How did the idea for the film originate?
The idea for A Country Called Home was inspired by extensive travel throughout the US while on tour with my husband and seeing so many different cultural landscapes all in this one country. Additionally it was inspired by the loss of a parent and how that speeds up the growing-up process.
I felt this story brewing but didn’t find the time to really focus and write it down and so I went to a cabin in Lake Tahoe and locked myself in for a few days without phone or internet and wrote the synopsis. Then I collaborated on the script with Jim Beggarly, a great writer from New York and he really fleshed out a lot of the scenes and dialogue and we kept sending ideas back and forth. It was a great experience working with him. When we had a first draft I went to New York and we sat down together for three days and went through the script with a fine comb and after that I gave it to some people to read for the first time.
Did you always know you wanted to direct what you’d written?
I always knew that I wanted to direct this story. I consider myself a director first and a writer second I guess and while I am writing a new story at the moment I am also interested in the possibility of directing someone else’s material at some point.
Who are your biggest influences as a director?
There are so many different storytellers and directors that I admire for different reasons and the list is too long to cover here. I recently saw Lisa Cholodenko’s “Olive Kittridge” and loved it and thought it was an incredibly inspiring piece of filmmaking.
How did the production blog influence your process?
The blog didn’t really influence my process too much. It was just fun to know there’s some people out there who want to know what we’re up to.
How did social media/Kickstarter updates impact the production?
Kickstarter obviously impacted the production by allowing us to raise more money through crowdsourcing and therefore allowing us to really make this movie happen. The updates were honest updates about what we were doing and so I don’t know that they really impacted the production in any way. We just let the generous backers know what we were doing.
The cast is filled with strong females. Is that something you set out to do?

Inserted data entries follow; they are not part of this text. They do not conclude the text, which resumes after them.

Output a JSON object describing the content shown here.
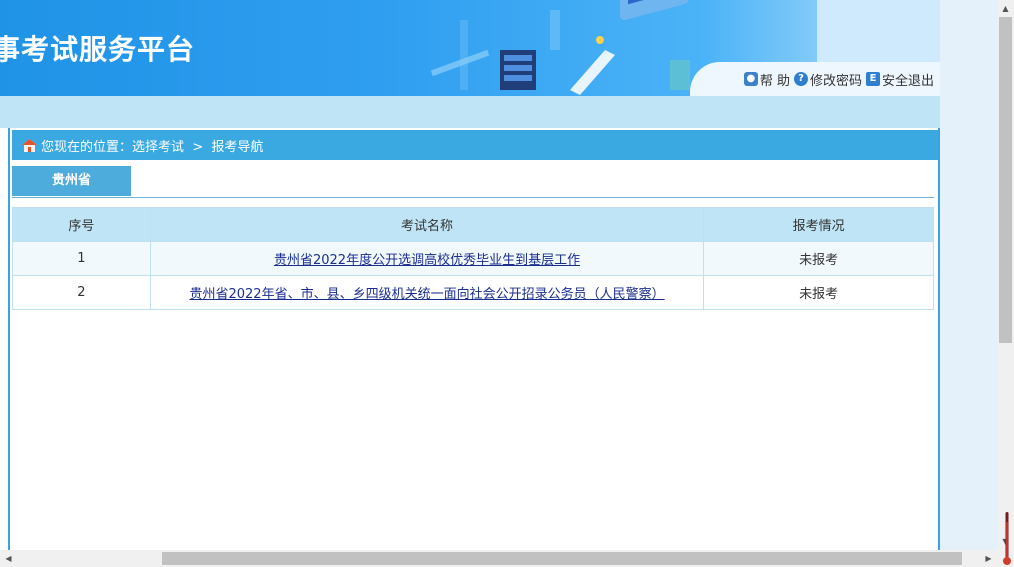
{
  "header": {
    "title": "事考试服务平台",
    "links": [
      {
        "icon": "lock-icon",
        "label": "帮 助"
      },
      {
        "icon": "question-icon",
        "label": "修改密码"
      },
      {
        "icon": "exit-icon",
        "label": "安全退出"
      }
    ]
  },
  "breadcrumb": {
    "icon": "home-icon",
    "label": "您现在的位置：选择考试  >  报考导航"
  },
  "tabs": [
    {
      "label": "贵州省",
      "active": true
    }
  ],
  "table": {
    "columns": [
      "序号",
      "考试名称",
      "报考情况"
    ],
    "rows": [
      {
        "index": "1",
        "name": "贵州省2022年度公开选调高校优秀毕业生到基层工作",
        "status": "未报考"
      },
      {
        "index": "2",
        "name": "贵州省2022年省、市、县、乡四级机关统一面向社会公开招录公务员（人民警察）",
        "status": "未报考"
      }
    ]
  },
  "colors": {
    "banner_blue": "#2f9ef0",
    "crumb_blue": "#3aa9e2",
    "tab_blue": "#4eacdd",
    "header_row": "#bfe4f5",
    "link": "#1a2e8f"
  }
}
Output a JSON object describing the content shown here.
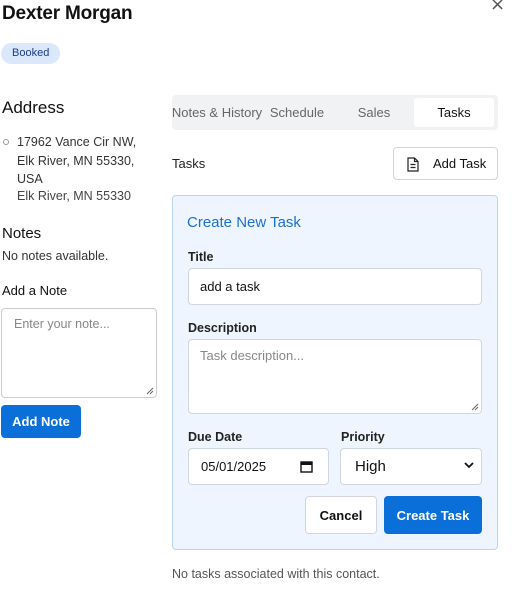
{
  "window": {
    "close_glyph": "×"
  },
  "contact": {
    "name": "Dexter Morgan",
    "status_badge": "Booked",
    "address_heading": "Address",
    "address_street_city": "17962 Vance Cir NW, Elk River, MN 55330, USA",
    "address_secondary": "Elk River, MN 55330"
  },
  "notes": {
    "heading": "Notes",
    "empty_text": "No notes available.",
    "add_heading": "Add a Note",
    "input_placeholder": "Enter your note...",
    "input_value": "",
    "add_button": "Add Note"
  },
  "tabs": [
    {
      "label": "Notes & History",
      "active": false
    },
    {
      "label": "Schedule",
      "active": false
    },
    {
      "label": "Sales",
      "active": false
    },
    {
      "label": "Tasks",
      "active": true
    }
  ],
  "tasks": {
    "heading": "Tasks",
    "add_button": "Add Task",
    "empty_text": "No tasks associated with this contact."
  },
  "new_task_form": {
    "title": "Create New Task",
    "title_label": "Title",
    "title_value": "add a task",
    "description_label": "Description",
    "description_placeholder": "Task description...",
    "description_value": "",
    "due_date_label": "Due Date",
    "due_date_value": "05/01/2025",
    "priority_label": "Priority",
    "priority_value": "High",
    "cancel_button": "Cancel",
    "create_button": "Create Task"
  },
  "icons": {
    "close": "close-icon",
    "address_pin": "map-pin-icon",
    "add_task": "document-icon",
    "date": "calendar-icon",
    "priority": "chevron-down-icon",
    "resize": "resize-grip-icon"
  },
  "colors": {
    "primary": "#0a6fd8",
    "badge_bg": "#dbe7fb",
    "card_bg": "#eef5fe",
    "card_border": "#b9d5f4",
    "card_title": "#1d6fcf"
  }
}
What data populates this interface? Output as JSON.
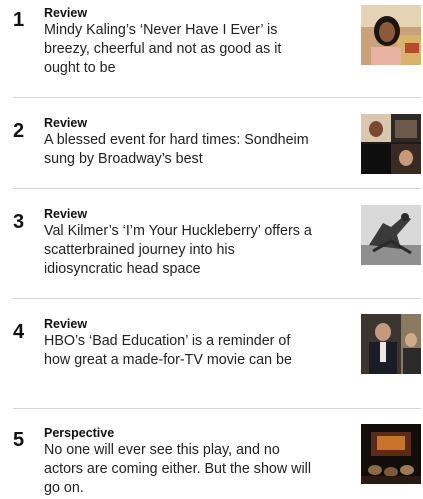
{
  "articles": [
    {
      "rank": "1",
      "kicker": "Review",
      "headline": "Mindy Kaling’s ‘Never Have I Ever’ is breezy, cheerful and not as good as it ought to be"
    },
    {
      "rank": "2",
      "kicker": "Review",
      "headline": "A blessed event for hard times: Sondheim sung by Broadway’s best"
    },
    {
      "rank": "3",
      "kicker": "Review",
      "headline": "Val Kilmer’s ‘I’m Your Huckleberry’ offers a scatterbrained journey into his idiosyncratic head space"
    },
    {
      "rank": "4",
      "kicker": "Review",
      "headline": "HBO’s ‘Bad Education’ is a reminder of how great a made-for-TV movie can be"
    },
    {
      "rank": "5",
      "kicker": "Perspective",
      "headline": "No one will ever see this play, and no actors are coming either. But the show will go on."
    }
  ]
}
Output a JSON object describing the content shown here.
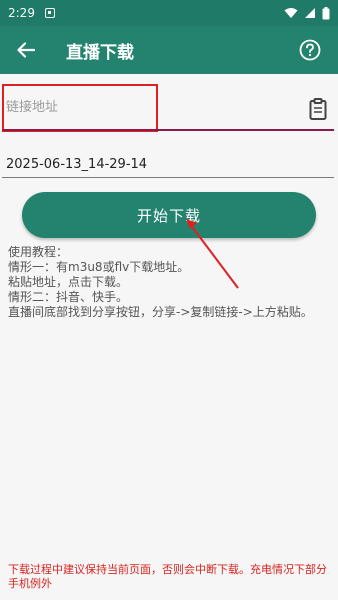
{
  "status_bar": {
    "time": "2:29",
    "icons": [
      "notification-icon",
      "wifi-icon",
      "signal-icon",
      "battery-icon"
    ]
  },
  "app_bar": {
    "title": "直播下载",
    "back_icon": "arrow-left-icon",
    "help_icon": "help-circle-icon"
  },
  "form": {
    "url_placeholder": "链接地址",
    "clipboard_icon": "clipboard-icon",
    "filename_value": "2025-06-13_14-29-14"
  },
  "start_button": {
    "label": "开始下载"
  },
  "tutorial": {
    "lines": [
      "使用教程：",
      "情形一：有m3u8或flv下载地址。",
      "粘贴地址，点击下载。",
      "情形二：抖音、快手。",
      "直播间底部找到分享按钮，分享->复制链接->上方粘贴。"
    ]
  },
  "warning": "下载过程中建议保持当前页面，否则会中断下载。充电情况下部分手机例外",
  "colors": {
    "primary": "#24836f",
    "status_bar": "#1f7a67",
    "underline_active": "#8a1b4a",
    "warning": "#d8241f",
    "annotation": "#e02020"
  }
}
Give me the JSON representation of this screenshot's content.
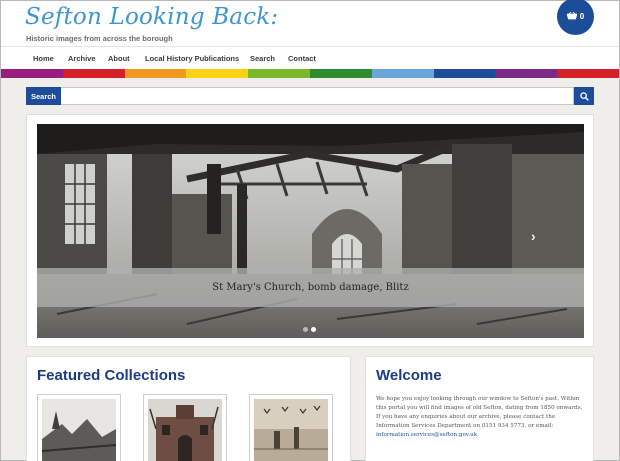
{
  "header": {
    "site_title": "Sefton Looking Back:",
    "tagline": "Historic images from across the borough",
    "cart_count": "0",
    "cart_icon": "basket-icon"
  },
  "nav": {
    "items": [
      "Home",
      "Archive",
      "About",
      "Local History Publications",
      "Search",
      "Contact"
    ]
  },
  "rainbow_colors": [
    "#9a1f7d",
    "#d52027",
    "#f29a1f",
    "#fcd116",
    "#7cb828",
    "#2e8b2f",
    "#6aa5dc",
    "#1d4d98",
    "#7b2a85",
    "#d52027"
  ],
  "search": {
    "label": "Search",
    "value": "",
    "button_icon": "search-icon"
  },
  "slider": {
    "caption": "St Mary's Church, bomb damage, Blitz",
    "next_icon": "chevron-right-icon",
    "slide_count": 2,
    "active_index": 1
  },
  "featured": {
    "title": "Featured Collections"
  },
  "welcome": {
    "title": "Welcome",
    "body": "We hope you enjoy looking through our window to Sefton's past.  Within this portal you will find images of old Sefton, dating from 1850 onwards.  If you have any enquiries about our archive, please contact the Information Services Department on 0151 934 5773, or email: ",
    "email": "information.services@sefton.gov.uk"
  },
  "colors": {
    "brand_blue": "#1d4d98",
    "title_blue": "#3f95cf",
    "heading_blue": "#1d3c86"
  }
}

It’s not something I consciously set out to do, it’s just the story that came out and that I felt compelled to tell. I do however believe that it’s very important for more real female stories to be told and I feel lucky to have worked with such strong and powerful female actors.
Did you shoot with film or digital? Do you have preference for either?
We shot digital on the Arri Alexa. I used to shoot on film a lot and while I love film it was not really a sensible choice for our budget and I really liked working with the Alexa and I like the visual look that we were able to achieve.
How were you influenced by the fact that many independent films are now being viewed at home rather than in theaters?
I obviously knew throughout the whole process that most people would see this film on a TV screen and so it probably influenced me in some way but our cinematographer, Charlie Wuppermann, and I worked on the style and feel we wanted to achieve for a long time and we were not strongly influenced by fitting it into any certain size or format but rather by serving the story the best we could.
I love the editing process as there are so many things you can questions or rethink. Shooting the film is like trying to get the best ingredients possible and editing is putting them together to make the best out of what you have. We did cut a couple of scenes, simply because it became clear that the story worked without them. Luckily I am not that attached to my own writing or the stuff we filmed so it was not too hard to make the choices of cutting some things out. But overall we didn’t leave to much on the editing floor and the story stayed pretty true to the script.
Do you any other scripts in the works? What’s up next for you?
I am currently working on a new story that I’ve started writing and I am looking forward to developing it into a screenplay. And I am open and looking forward to anything else that might come my way.